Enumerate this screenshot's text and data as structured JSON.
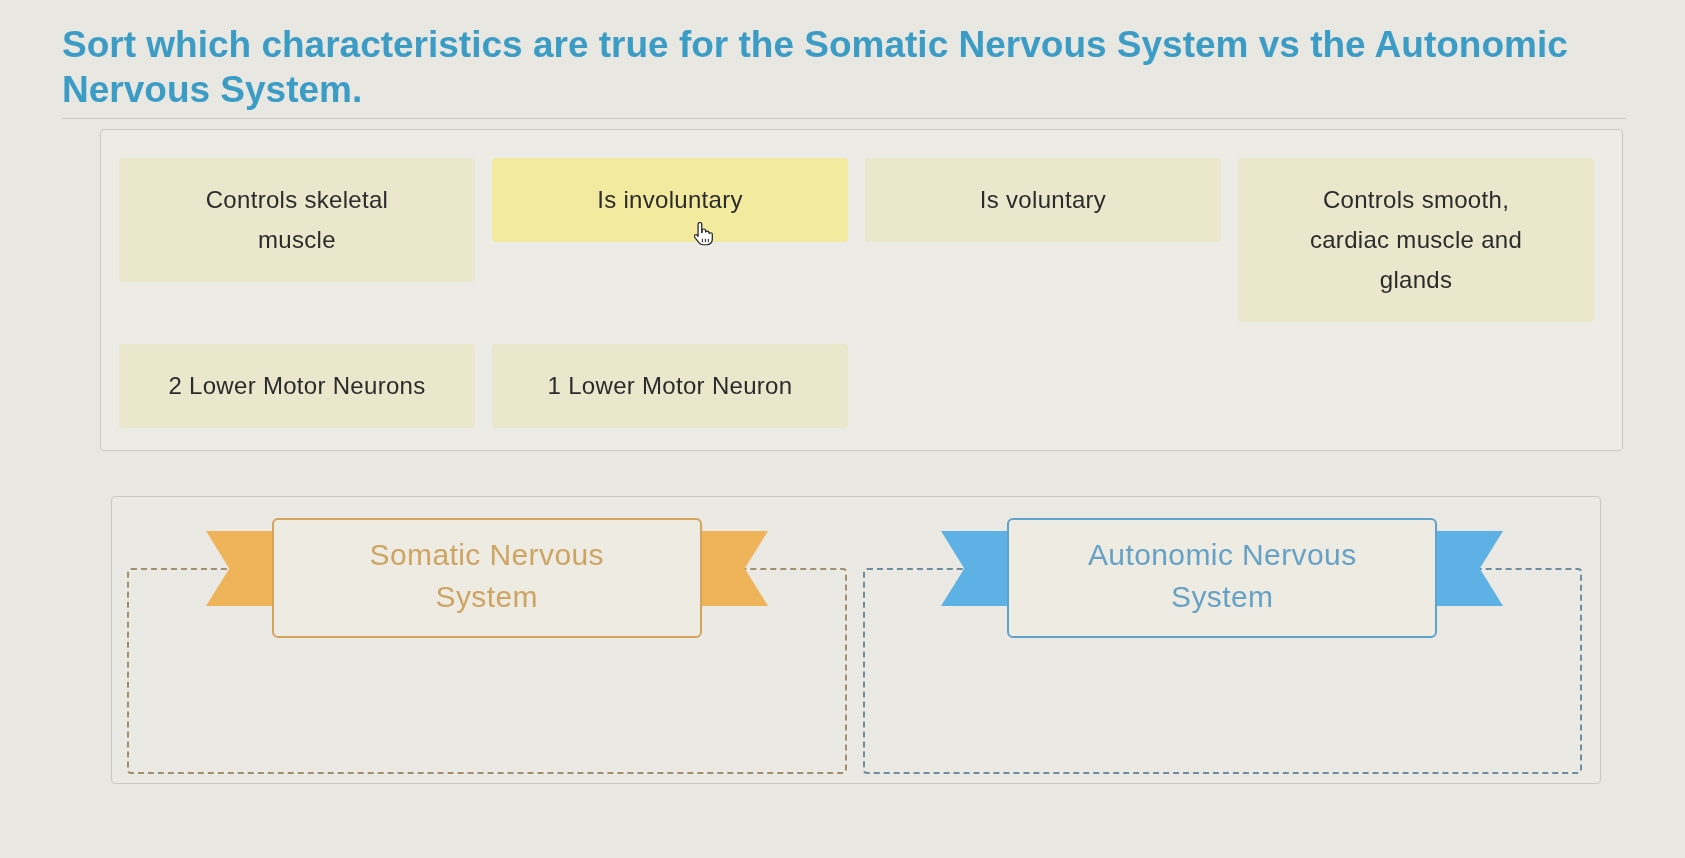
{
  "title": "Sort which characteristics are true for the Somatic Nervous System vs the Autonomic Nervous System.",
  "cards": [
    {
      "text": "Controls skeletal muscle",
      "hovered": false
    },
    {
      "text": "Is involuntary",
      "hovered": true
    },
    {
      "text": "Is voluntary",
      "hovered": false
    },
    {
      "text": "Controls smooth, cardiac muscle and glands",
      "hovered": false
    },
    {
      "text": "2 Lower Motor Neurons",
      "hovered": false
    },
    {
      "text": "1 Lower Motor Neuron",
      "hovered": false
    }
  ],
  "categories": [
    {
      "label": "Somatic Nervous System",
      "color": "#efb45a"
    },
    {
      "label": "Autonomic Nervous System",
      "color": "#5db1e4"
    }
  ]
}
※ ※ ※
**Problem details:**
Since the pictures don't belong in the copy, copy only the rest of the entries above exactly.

**Reply to the exercise:**
Enumerate this screenshot's text and data as structured JSON.
{
  "title": "Sort which characteristics are true for the Somatic Nervous System vs the Autonomic Nervous System.",
  "cards": [
    {
      "text": "Controls skeletal muscle",
      "hovered": false
    },
    {
      "text": "Is involuntary",
      "hovered": true
    },
    {
      "text": "Is voluntary",
      "hovered": false
    },
    {
      "text": "Controls smooth, cardiac muscle and glands",
      "hovered": false
    },
    {
      "text": "2 Lower Motor Neurons",
      "hovered": false
    },
    {
      "text": "1 Lower Motor Neuron",
      "hovered": false
    }
  ],
  "categories": [
    {
      "label": "Somatic Nervous System",
      "color": "#efb45a"
    },
    {
      "label": "Autonomic Nervous System",
      "color": "#5db1e4"
    }
  ]
}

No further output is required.